California Stuff

CALIFORNIA STUFF….Here in California we’re not just voting for presidential candidates on Tuesday. We’re also voting on a couple of initiatives. So what do I think of them?

From my point of view, there’s an easy one and a hard one. The easy one is Prop 93, which changes our term limits law. Currently, you’re limited to 14 years: three terms (6 years) in the assembly and two terms (8 years) in the senate. The problem with this is that a limit of three terms in the assembly, for example, means that the Speaker of the Assembly never has more than four years of experience before taking over the top spot. This is dumb. The point of a term limits law should be to prevent people from making careers out of a single political office, not doing away with experience altogether.
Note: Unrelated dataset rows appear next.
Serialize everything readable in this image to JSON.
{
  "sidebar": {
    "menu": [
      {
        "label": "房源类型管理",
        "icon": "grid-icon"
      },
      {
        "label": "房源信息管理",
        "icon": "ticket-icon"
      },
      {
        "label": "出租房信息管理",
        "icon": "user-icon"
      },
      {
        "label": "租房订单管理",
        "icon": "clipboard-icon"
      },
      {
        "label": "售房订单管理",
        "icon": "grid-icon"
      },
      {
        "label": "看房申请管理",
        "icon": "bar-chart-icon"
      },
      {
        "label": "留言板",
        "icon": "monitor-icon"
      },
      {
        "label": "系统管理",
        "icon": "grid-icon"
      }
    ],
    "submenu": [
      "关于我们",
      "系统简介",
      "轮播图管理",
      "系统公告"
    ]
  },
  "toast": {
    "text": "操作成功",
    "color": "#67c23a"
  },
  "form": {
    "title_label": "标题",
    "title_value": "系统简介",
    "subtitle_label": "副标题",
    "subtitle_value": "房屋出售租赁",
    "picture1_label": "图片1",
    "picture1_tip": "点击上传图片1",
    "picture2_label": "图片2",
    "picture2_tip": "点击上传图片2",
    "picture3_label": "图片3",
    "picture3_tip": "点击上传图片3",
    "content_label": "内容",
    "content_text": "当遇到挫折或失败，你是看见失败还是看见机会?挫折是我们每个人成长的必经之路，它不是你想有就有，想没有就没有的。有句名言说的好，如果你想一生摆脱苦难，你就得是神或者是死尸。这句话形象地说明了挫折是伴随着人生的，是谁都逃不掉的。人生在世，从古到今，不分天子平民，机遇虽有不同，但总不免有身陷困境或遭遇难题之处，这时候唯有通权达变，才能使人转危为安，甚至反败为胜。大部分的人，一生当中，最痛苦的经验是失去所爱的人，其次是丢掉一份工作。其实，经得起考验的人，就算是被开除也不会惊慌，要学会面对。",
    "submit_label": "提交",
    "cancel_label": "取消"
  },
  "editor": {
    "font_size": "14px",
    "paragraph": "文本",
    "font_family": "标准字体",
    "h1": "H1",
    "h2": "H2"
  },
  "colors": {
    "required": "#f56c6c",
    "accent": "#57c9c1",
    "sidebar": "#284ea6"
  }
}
The new law is simpler: it limits service to 12 years total, in either house. This is how I would have written the law in the first place, and it’s a good compromise between limiting legislative service while still allowing politicians to gain enough experience to know how to run things. This is one of those rare initiatives I’m in favor of.

The harder one is Props 94-97, a series of identical referendums that allows an expansion of slot machine gaming by four California Indian tribes. Basically, though, I don’t have a problem with it. The governor negotiated the deal, the legislature approved it, it would bring in a fair amount of new revenue to the state, and the opposition comes primarily from (a) other gaming interests who don’t want increased competition (Nevada casinos, other tribes, and horse racing interests) and (b) the teachers union, which is unhappy that the additional revenues aren’t specifically earmarked for education. Since I don’t care about increased competition, and I’m actively opposed to earmarking revenue via initiative, their opposition doesn’t carry much water with me. There’s also some opposition from unions, who are unhappy that the tribes refused to accept their collective bargaining terms in the new compacts.

But I’m fundamentally in favor of letting the legislature and the governor run the state (which is one of the reasons I default to No on most initiatives), and none of the opposing arguments seems quite strong enough to override the deal as approved by the legislature. Unless I hear something more persuasive in the next few days, I’m inclined to go ahead and vote Yes.

There are also a couple of bond measures on the ballot. On those, I have no particular opinion.

UPDATE: Props 91 and 92 aren’t bond measures. Sorry about that. I wasn’t paying attention. From SteveK in comments:

Prop 91, the transportation initative has been made obsolete by statute. No one, not even the people that qualified it for the ballot, is supporting it.

Prop 92, the community college constitutional ammendment, makes some sense, and remedies historical funding gaps for the CCs, but is just too damn expensive. And it’s one of those crappy initiatives that locks funding percentages in the constitution.